“I always enjoy the morning session here at Potters,” said Field. “I’ve got myself into a routine – get up, go to the International Arena for some practice at 7.40am, have breakfast, back to the bungalow, and then to the portable rink for the game. It works well.”
It is hard to believe that Field’s opponent made her debut on the world stage only last week.
Rednall, whose dad John has been a tower of strength in England teams for a quarter of a century, and whose grandmother Gwenda is an ever-present at the national outdoor championships at Leamington, has an old head on her shoulders, and both feet firmly on the ground.
“The standard of the players in this event is phenomenal, and I regarded it as an achievement just to get here,” Rednall says. “But I know I can play well enough to beat anyone on my day, and I’m looking forward to meeting Bex in the final.”
Just before Christmas, Rednall accounted for Field in the regional play-offs for a place in the national under-25 singles championship, but remembers being beaten by her rival in the semi-finals of the national singles two years ago.
“I was leading 14-7 in that game, but Bex overtook me, got to 21 first, and went on to win the England title,” recalled Rednall, suggesting that she has a score to settle.
Women’s Matchplay semi finals: Rebecca Field (Eng) bt Julie Forrest (Scot) 7-2, 8-3; Katherine Rednall (Eng) bt Ali Merrien (Guernsey) 11-5, 8-4. ‘Open’ singles:- Second round: Stewart Anderson (Scot) bt Robert Weale (Wales) 10-2, 12-2; Darren Burnett (Scot) bt Greg Harlow (Eng) 10-5, 2-12, 2-1.

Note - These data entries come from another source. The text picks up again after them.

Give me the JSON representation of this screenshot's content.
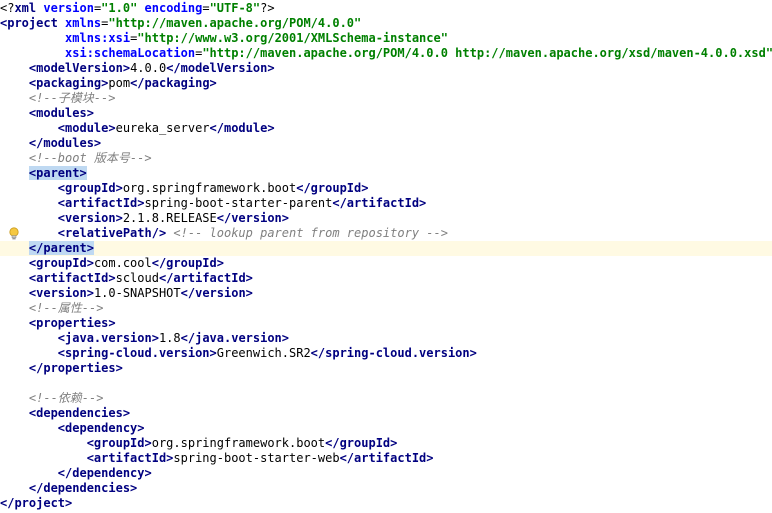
{
  "editor": {
    "lines": [
      [
        {
          "t": "<?",
          "c": "pi"
        },
        {
          "t": "xml ",
          "c": "tag"
        },
        {
          "t": "version",
          "c": "attrname"
        },
        {
          "t": "=",
          "c": "text"
        },
        {
          "t": "\"1.0\"",
          "c": "attrval"
        },
        {
          "t": " ",
          "c": "text"
        },
        {
          "t": "encoding",
          "c": "attrname"
        },
        {
          "t": "=",
          "c": "text"
        },
        {
          "t": "\"UTF-8\"",
          "c": "attrval"
        },
        {
          "t": "?>",
          "c": "pi"
        }
      ],
      [
        {
          "t": "<project ",
          "c": "tag"
        },
        {
          "t": "xmlns",
          "c": "attrname"
        },
        {
          "t": "=",
          "c": "text"
        },
        {
          "t": "\"http://maven.apache.org/POM/4.0.0\"",
          "c": "attrval"
        }
      ],
      [
        {
          "t": "         ",
          "c": "text"
        },
        {
          "t": "xmlns:xsi",
          "c": "attrname"
        },
        {
          "t": "=",
          "c": "text"
        },
        {
          "t": "\"http://www.w3.org/2001/XMLSchema-instance\"",
          "c": "attrval"
        }
      ],
      [
        {
          "t": "         ",
          "c": "text"
        },
        {
          "t": "xsi:schemaLocation",
          "c": "attrname"
        },
        {
          "t": "=",
          "c": "text"
        },
        {
          "t": "\"http://maven.apache.org/POM/4.0.0 http://maven.apache.org/xsd/maven-4.0.0.xsd\"",
          "c": "attrval"
        },
        {
          "t": ">",
          "c": "tag"
        }
      ],
      [
        {
          "t": "    ",
          "c": "text"
        },
        {
          "t": "<modelVersion>",
          "c": "tag"
        },
        {
          "t": "4.0.0",
          "c": "text"
        },
        {
          "t": "</modelVersion>",
          "c": "tag"
        }
      ],
      [
        {
          "t": "    ",
          "c": "text"
        },
        {
          "t": "<packaging>",
          "c": "tag"
        },
        {
          "t": "pom",
          "c": "text"
        },
        {
          "t": "</packaging>",
          "c": "tag"
        }
      ],
      [
        {
          "t": "    ",
          "c": "text"
        },
        {
          "t": "<!--子模块-->",
          "c": "comment"
        }
      ],
      [
        {
          "t": "    ",
          "c": "text"
        },
        {
          "t": "<modules>",
          "c": "tag"
        }
      ],
      [
        {
          "t": "        ",
          "c": "text"
        },
        {
          "t": "<module>",
          "c": "tag"
        },
        {
          "t": "eureka_server",
          "c": "text"
        },
        {
          "t": "</module>",
          "c": "tag"
        }
      ],
      [
        {
          "t": "    ",
          "c": "text"
        },
        {
          "t": "</modules>",
          "c": "tag"
        }
      ],
      [
        {
          "t": "    ",
          "c": "text"
        },
        {
          "t": "<!--boot 版本号-->",
          "c": "comment"
        }
      ],
      [
        {
          "t": "    ",
          "c": "text"
        },
        {
          "t": "<parent>",
          "c": "tag sel"
        }
      ],
      [
        {
          "t": "        ",
          "c": "text"
        },
        {
          "t": "<groupId>",
          "c": "tag"
        },
        {
          "t": "org.springframework.boot",
          "c": "text"
        },
        {
          "t": "</groupId>",
          "c": "tag"
        }
      ],
      [
        {
          "t": "        ",
          "c": "text"
        },
        {
          "t": "<artifactId>",
          "c": "tag"
        },
        {
          "t": "spring-boot-starter-parent",
          "c": "text"
        },
        {
          "t": "</artifactId>",
          "c": "tag"
        }
      ],
      [
        {
          "t": "        ",
          "c": "text"
        },
        {
          "t": "<version>",
          "c": "tag"
        },
        {
          "t": "2.1.8.RELEASE",
          "c": "text"
        },
        {
          "t": "</version>",
          "c": "tag"
        }
      ],
      [
        {
          "t": "        ",
          "c": "text"
        },
        {
          "t": "<relativePath/>",
          "c": "tag"
        },
        {
          "t": " ",
          "c": "text"
        },
        {
          "t": "<!-- lookup parent from repository -->",
          "c": "comment"
        }
      ],
      [
        {
          "t": "    ",
          "c": "text"
        },
        {
          "t": "</parent>",
          "c": "tag sel"
        }
      ],
      [
        {
          "t": "    ",
          "c": "text"
        },
        {
          "t": "<groupId>",
          "c": "tag"
        },
        {
          "t": "com.cool",
          "c": "text"
        },
        {
          "t": "</groupId>",
          "c": "tag"
        }
      ],
      [
        {
          "t": "    ",
          "c": "text"
        },
        {
          "t": "<artifactId>",
          "c": "tag"
        },
        {
          "t": "scloud",
          "c": "text"
        },
        {
          "t": "</artifactId>",
          "c": "tag"
        }
      ],
      [
        {
          "t": "    ",
          "c": "text"
        },
        {
          "t": "<version>",
          "c": "tag"
        },
        {
          "t": "1.0-SNAPSHOT",
          "c": "text"
        },
        {
          "t": "</version>",
          "c": "tag"
        }
      ],
      [
        {
          "t": "    ",
          "c": "text"
        },
        {
          "t": "<!--属性-->",
          "c": "comment"
        }
      ],
      [
        {
          "t": "    ",
          "c": "text"
        },
        {
          "t": "<properties>",
          "c": "tag"
        }
      ],
      [
        {
          "t": "        ",
          "c": "text"
        },
        {
          "t": "<java.version>",
          "c": "tag"
        },
        {
          "t": "1.8",
          "c": "text"
        },
        {
          "t": "</java.version>",
          "c": "tag"
        }
      ],
      [
        {
          "t": "        ",
          "c": "text"
        },
        {
          "t": "<spring-cloud.version>",
          "c": "tag"
        },
        {
          "t": "Greenwich.SR2",
          "c": "text"
        },
        {
          "t": "</spring-cloud.version>",
          "c": "tag"
        }
      ],
      [
        {
          "t": "    ",
          "c": "text"
        },
        {
          "t": "</properties>",
          "c": "tag"
        }
      ],
      [],
      [
        {
          "t": "    ",
          "c": "text"
        },
        {
          "t": "<!--依赖-->",
          "c": "comment"
        }
      ],
      [
        {
          "t": "    ",
          "c": "text"
        },
        {
          "t": "<dependencies>",
          "c": "tag"
        }
      ],
      [
        {
          "t": "        ",
          "c": "text"
        },
        {
          "t": "<dependency>",
          "c": "tag"
        }
      ],
      [
        {
          "t": "            ",
          "c": "text"
        },
        {
          "t": "<groupId>",
          "c": "tag"
        },
        {
          "t": "org.springframework.boot",
          "c": "text"
        },
        {
          "t": "</groupId>",
          "c": "tag"
        }
      ],
      [
        {
          "t": "            ",
          "c": "text"
        },
        {
          "t": "<artifactId>",
          "c": "tag"
        },
        {
          "t": "spring-boot-starter-web",
          "c": "text"
        },
        {
          "t": "</artifactId>",
          "c": "tag"
        }
      ],
      [
        {
          "t": "        ",
          "c": "text"
        },
        {
          "t": "</dependency>",
          "c": "tag"
        }
      ],
      [
        {
          "t": "    ",
          "c": "text"
        },
        {
          "t": "</dependencies>",
          "c": "tag"
        }
      ],
      [
        {
          "t": "</project>",
          "c": "tag"
        }
      ]
    ],
    "current_line": 16,
    "bulb_line": 15,
    "colors": {
      "tag": "#000080",
      "attr_name": "#0000ff",
      "attr_value": "#008000",
      "comment": "#808080",
      "matched_tag_highlight": "#bfd9f2",
      "current_line_highlight": "#fffae3"
    },
    "gutter_icon": "lightbulb-icon"
  }
}
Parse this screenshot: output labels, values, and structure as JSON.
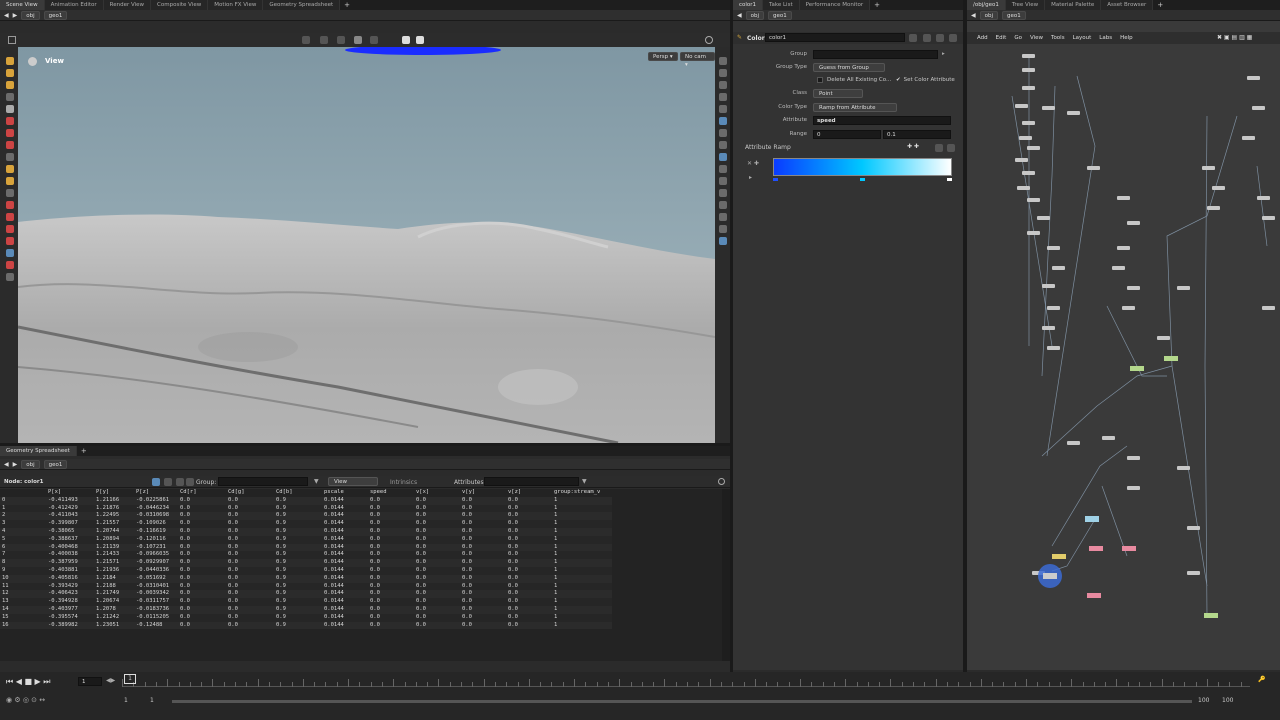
{
  "top_tabs_left": [
    "Scene View",
    "Animation Editor",
    "Render View",
    "Composite View",
    "Motion FX View",
    "Geometry Spreadsheet"
  ],
  "top_tabs_mid": [
    "color1",
    "Take List",
    "Performance Monitor"
  ],
  "top_tabs_right": [
    "/obj/geo1",
    "Tree View",
    "Material Palette",
    "Asset Browser"
  ],
  "path": {
    "obj": "obj",
    "geo": "geo1"
  },
  "viewport": {
    "label": "View",
    "persp": "Persp ▾",
    "cam": "No cam ▾"
  },
  "params": {
    "node_type": "Color",
    "node_name": "color1",
    "group_label": "Group",
    "group_value": "",
    "group_type_label": "Group Type",
    "group_type_value": "Guess from Group",
    "delete_label": "Delete All Existing Co...",
    "set_color_label": "Set Color Attribute",
    "class_label": "Class",
    "class_value": "Point",
    "color_type_label": "Color Type",
    "color_type_value": "Ramp from Attribute",
    "attribute_label": "Attribute",
    "attribute_value": "speed",
    "range_label": "Range",
    "range_min": "0",
    "range_max": "0.1",
    "ramp_label": "Attribute Ramp"
  },
  "network_menu": [
    "Add",
    "Edit",
    "Go",
    "View",
    "Tools",
    "Layout",
    "Labs",
    "Help"
  ],
  "spreadsheet": {
    "tab": "Geometry Spreadsheet",
    "node_label": "Node: color1",
    "group_label": "Group:",
    "view_label": "View",
    "intrinsics_label": "Intrinsics",
    "attributes_label": "Attributes:",
    "columns": [
      "",
      "P[x]",
      "P[y]",
      "P[z]",
      "Cd[r]",
      "Cd[g]",
      "Cd[b]",
      "pscale",
      "speed",
      "v[x]",
      "v[y]",
      "v[z]",
      "group:stream_v"
    ],
    "rows": [
      [
        "0",
        "-0.411493",
        "1.21166",
        "-0.0225861",
        "0.0",
        "0.0",
        "0.9",
        "0.0144",
        "0.0",
        "0.0",
        "0.0",
        "0.0",
        "1"
      ],
      [
        "1",
        "-0.412429",
        "1.21876",
        "-0.0446234",
        "0.0",
        "0.0",
        "0.9",
        "0.0144",
        "0.0",
        "0.0",
        "0.0",
        "0.0",
        "1"
      ],
      [
        "2",
        "-0.411043",
        "1.22495",
        "-0.0310698",
        "0.0",
        "0.0",
        "0.9",
        "0.0144",
        "0.0",
        "0.0",
        "0.0",
        "0.0",
        "1"
      ],
      [
        "3",
        "-0.399807",
        "1.21557",
        "-0.109026",
        "0.0",
        "0.0",
        "0.9",
        "0.0144",
        "0.0",
        "0.0",
        "0.0",
        "0.0",
        "1"
      ],
      [
        "4",
        "-0.38065",
        "1.20744",
        "-0.116619",
        "0.0",
        "0.0",
        "0.9",
        "0.0144",
        "0.0",
        "0.0",
        "0.0",
        "0.0",
        "1"
      ],
      [
        "5",
        "-0.388637",
        "1.20894",
        "-0.120116",
        "0.0",
        "0.0",
        "0.9",
        "0.0144",
        "0.0",
        "0.0",
        "0.0",
        "0.0",
        "1"
      ],
      [
        "6",
        "-0.400468",
        "1.21139",
        "-0.107231",
        "0.0",
        "0.0",
        "0.9",
        "0.0144",
        "0.0",
        "0.0",
        "0.0",
        "0.0",
        "1"
      ],
      [
        "7",
        "-0.400038",
        "1.21433",
        "-0.0966035",
        "0.0",
        "0.0",
        "0.9",
        "0.0144",
        "0.0",
        "0.0",
        "0.0",
        "0.0",
        "1"
      ],
      [
        "8",
        "-0.387959",
        "1.21571",
        "-0.0929907",
        "0.0",
        "0.0",
        "0.9",
        "0.0144",
        "0.0",
        "0.0",
        "0.0",
        "0.0",
        "1"
      ],
      [
        "9",
        "-0.403881",
        "1.21936",
        "-0.0440336",
        "0.0",
        "0.0",
        "0.9",
        "0.0144",
        "0.0",
        "0.0",
        "0.0",
        "0.0",
        "1"
      ],
      [
        "10",
        "-0.405816",
        "1.2184",
        "-0.051692",
        "0.0",
        "0.0",
        "0.9",
        "0.0144",
        "0.0",
        "0.0",
        "0.0",
        "0.0",
        "1"
      ],
      [
        "11",
        "-0.393429",
        "1.2188",
        "-0.0310401",
        "0.0",
        "0.0",
        "0.9",
        "0.0144",
        "0.0",
        "0.0",
        "0.0",
        "0.0",
        "1"
      ],
      [
        "12",
        "-0.406423",
        "1.21749",
        "-0.0039342",
        "0.0",
        "0.0",
        "0.9",
        "0.0144",
        "0.0",
        "0.0",
        "0.0",
        "0.0",
        "1"
      ],
      [
        "13",
        "-0.394928",
        "1.20674",
        "-0.0311757",
        "0.0",
        "0.0",
        "0.9",
        "0.0144",
        "0.0",
        "0.0",
        "0.0",
        "0.0",
        "1"
      ],
      [
        "14",
        "-0.403977",
        "1.2078",
        "-0.0183736",
        "0.0",
        "0.0",
        "0.9",
        "0.0144",
        "0.0",
        "0.0",
        "0.0",
        "0.0",
        "1"
      ],
      [
        "15",
        "-0.395574",
        "1.21242",
        "-0.0115205",
        "0.0",
        "0.0",
        "0.9",
        "0.0144",
        "0.0",
        "0.0",
        "0.0",
        "0.0",
        "1"
      ],
      [
        "16",
        "-0.389982",
        "1.23051",
        "-0.12488",
        "0.0",
        "0.0",
        "0.9",
        "0.0144",
        "0.0",
        "0.0",
        "0.0",
        "0.0",
        "1"
      ]
    ]
  },
  "timeline": {
    "frame": "1",
    "start1": "1",
    "start2": "1",
    "end1": "100",
    "end2": "100"
  },
  "colors": {
    "ramp_start": "#0a3bff",
    "ramp_mid": "#00c8ff",
    "ramp_end": "#ffffff",
    "sky": "#8fa6b0",
    "sand": "#a8a8a8"
  },
  "network_labels": [
    "timeshift",
    "color1",
    "merge1",
    "attribwrangle1",
    "popnet",
    "dopimport1",
    "output0"
  ]
}
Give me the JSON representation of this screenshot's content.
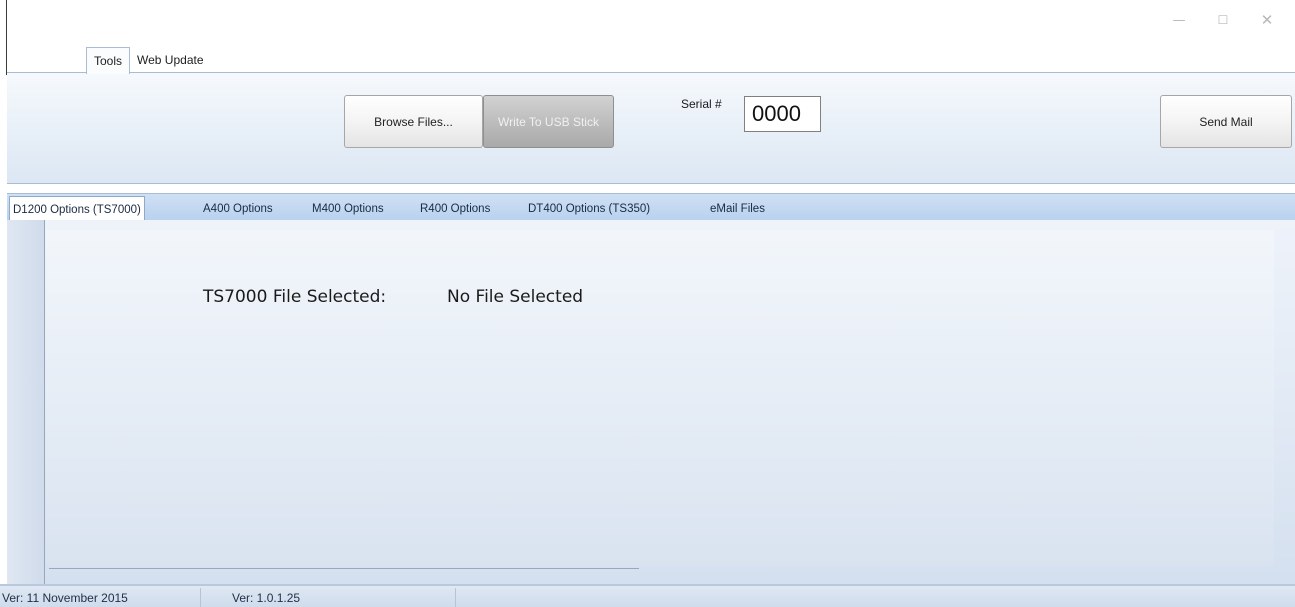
{
  "window": {
    "controls": {
      "minimize": "—",
      "maximize": "☐",
      "close": "✕"
    }
  },
  "ribbon": {
    "tabs": [
      {
        "label": "Tools",
        "active": true
      },
      {
        "label": "Web Update",
        "active": false
      }
    ],
    "browse_label": "Browse Files...",
    "write_label": "Write To USB Stick",
    "serial_label": "Serial #",
    "serial_value": "0000",
    "send_mail_label": "Send Mail"
  },
  "doc_tabs": [
    {
      "label": "D1200 Options (TS7000)",
      "active": true
    },
    {
      "label": "A400 Options",
      "active": false
    },
    {
      "label": "M400 Options",
      "active": false
    },
    {
      "label": "R400 Options",
      "active": false
    },
    {
      "label": "DT400 Options (TS350)",
      "active": false
    },
    {
      "label": "eMail Files",
      "active": false
    }
  ],
  "content": {
    "file_label": "TS7000 File Selected:",
    "file_value": "No File Selected"
  },
  "status": {
    "date_version": "Ver: 11 November 2015",
    "build_version": "Ver: 1.0.1.25"
  },
  "colors": {
    "accent": "#b9d2ee",
    "panel": "#e6eef7"
  }
}
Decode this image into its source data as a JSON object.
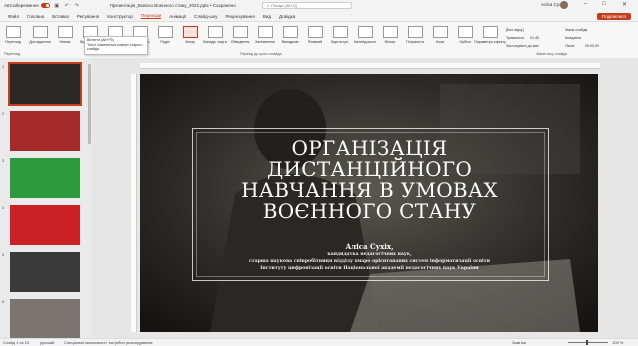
{
  "titlebar": {
    "autosave_label": "Автозбереження",
    "document_title": "Презентація_Вовсно Военного стану_2022.pptx • Сохранено",
    "search_placeholder": "Пошук (Alt+Q)",
    "user_name": "Аліса Сухіх",
    "share_label": "Поділитися"
  },
  "menu": [
    "Файл",
    "Головна",
    "Вставка",
    "Рисування",
    "Конструктор",
    "Переходи",
    "Анімації",
    "Слайд-шоу",
    "Рецензування",
    "Вид",
    "Довідка"
  ],
  "menu_active_index": 5,
  "tooltip": {
    "title": "Витягти (Alt+F5)",
    "text": "Текст з'являється поверх старого слайда"
  },
  "ribbon": {
    "preview_label": "Перегляд",
    "transitions": [
      "Дослідження",
      "Немає",
      "Відомлення",
      "Затухан.",
      "Витіснення",
      "Поділ",
      "Знизу",
      "Випадк. смуги",
      "Обведення",
      "Затемнення",
      "Випадкові",
      "Плавний",
      "Картостул.",
      "Калейдоскоп",
      "Фільтр",
      "Потрапити",
      "Кола",
      "Орбіта"
    ],
    "selected_index": 6,
    "effects_label": "Параметри ефекту",
    "sound_label": "[Без звуку]",
    "duration_label": "Тривалість:",
    "duration_value": "01,40",
    "apply_all_label": "Застосувати до всіх",
    "advance_label": "Зміна слайда",
    "on_click_label": "Клацання",
    "after_label": "Після:",
    "after_value": "00:00,00",
    "group_preview": "Перегляд",
    "group_transition": "Перехід до цього слайда",
    "group_timing": "Зміна часу слайда"
  },
  "slides": [
    {
      "num": "1",
      "color": "#2a2826",
      "selected": true
    },
    {
      "num": "2",
      "color": "#a52a2a",
      "selected": false
    },
    {
      "num": "3",
      "color": "#2e9a3e",
      "selected": false
    },
    {
      "num": "4",
      "color": "#cc2027",
      "selected": false
    },
    {
      "num": "5",
      "color": "#3a3a3a",
      "selected": false
    },
    {
      "num": "6",
      "color": "#7b7570",
      "selected": false
    }
  ],
  "slide_content": {
    "title_lines": [
      "ОРГАНІЗАЦІЯ",
      "ДИСТАНЦІЙНОГО",
      "НАВЧАННЯ В УМОВАХ",
      "ВОЄННОГО СТАНУ"
    ],
    "author": "Аліса Сухіх,",
    "lines": [
      "кандидатка педагогічних наук,",
      "старша наукова співробітниця відділу хмаро орієнтованих систем інформатизації освіти",
      "Інституту цифровізації освіти Національної академії педагогічних наук України"
    ]
  },
  "statusbar": {
    "slide_info": "Слайд 1 из 23",
    "language": "русский",
    "accessibility": "Спеціальні можливості: потрібно розслідування",
    "notes_label": "Замітки",
    "zoom_value": "105 %"
  }
}
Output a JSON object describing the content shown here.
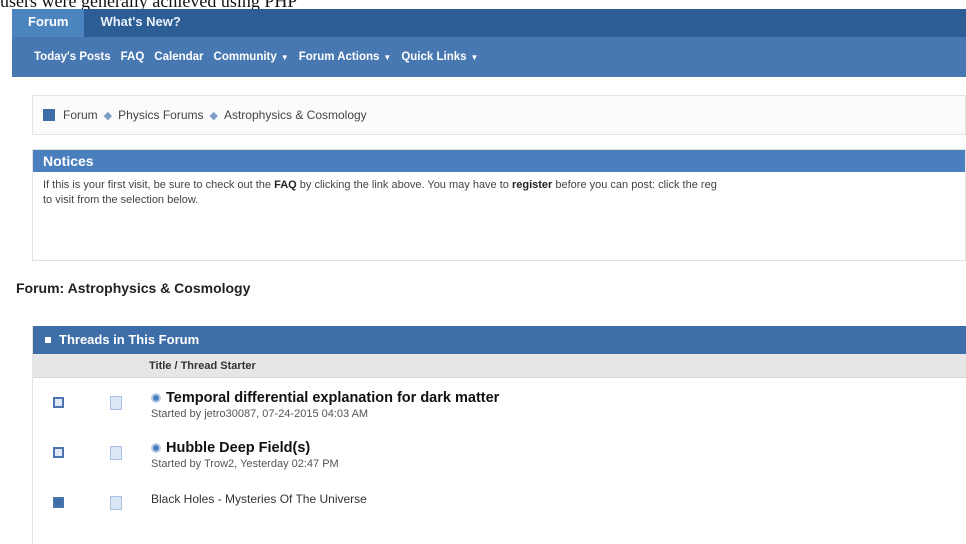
{
  "caption": "users were generally achieved using PHP",
  "nav": {
    "tabs": [
      {
        "label": "Forum"
      },
      {
        "label": "What's New?"
      }
    ],
    "subnav": [
      {
        "label": "Today's Posts"
      },
      {
        "label": "FAQ"
      },
      {
        "label": "Calendar"
      },
      {
        "label": "Community"
      },
      {
        "label": "Forum Actions"
      },
      {
        "label": "Quick Links"
      }
    ],
    "dropdown_caret": "▼"
  },
  "breadcrumb": {
    "items": [
      "Forum",
      "Physics Forums",
      "Astrophysics & Cosmology"
    ],
    "separator": "◆"
  },
  "notices": {
    "title": "Notices",
    "text_before_faq": "If this is your first visit, be sure to check out the ",
    "faq": "FAQ",
    "text_mid": " by clicking the link above. You may have to ",
    "register": "register",
    "text_after": " before you can post: click the reg",
    "line2": "to visit from the selection below."
  },
  "forum_title": "Forum: Astrophysics & Cosmology",
  "threads": {
    "title": "Threads in This Forum",
    "column_title": "Title / Thread Starter",
    "rows": [
      {
        "title": "Temporal differential explanation for dark matter",
        "starter": "Started by jetro30087, 07-24-2015 04:03 AM"
      },
      {
        "title": "Hubble Deep Field(s)",
        "starter": "Started by Trow2, Yesterday 02:47 PM"
      },
      {
        "title": "Black Holes - Mysteries Of The Universe"
      }
    ]
  }
}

10am: Open singles – Andy Thomson (Eng) v John Price (Wales).
1pm: Women’s Matchplay final – Rebecca Field (Eng) v Katherine Rednall (Eng).
2.45pm (approx): Open singles – Danny Denison (Eng) v Paul Foster (Scot).
7.30pm: Open singles – Alex Marshall (Scot) v Gary R Smith (Eng).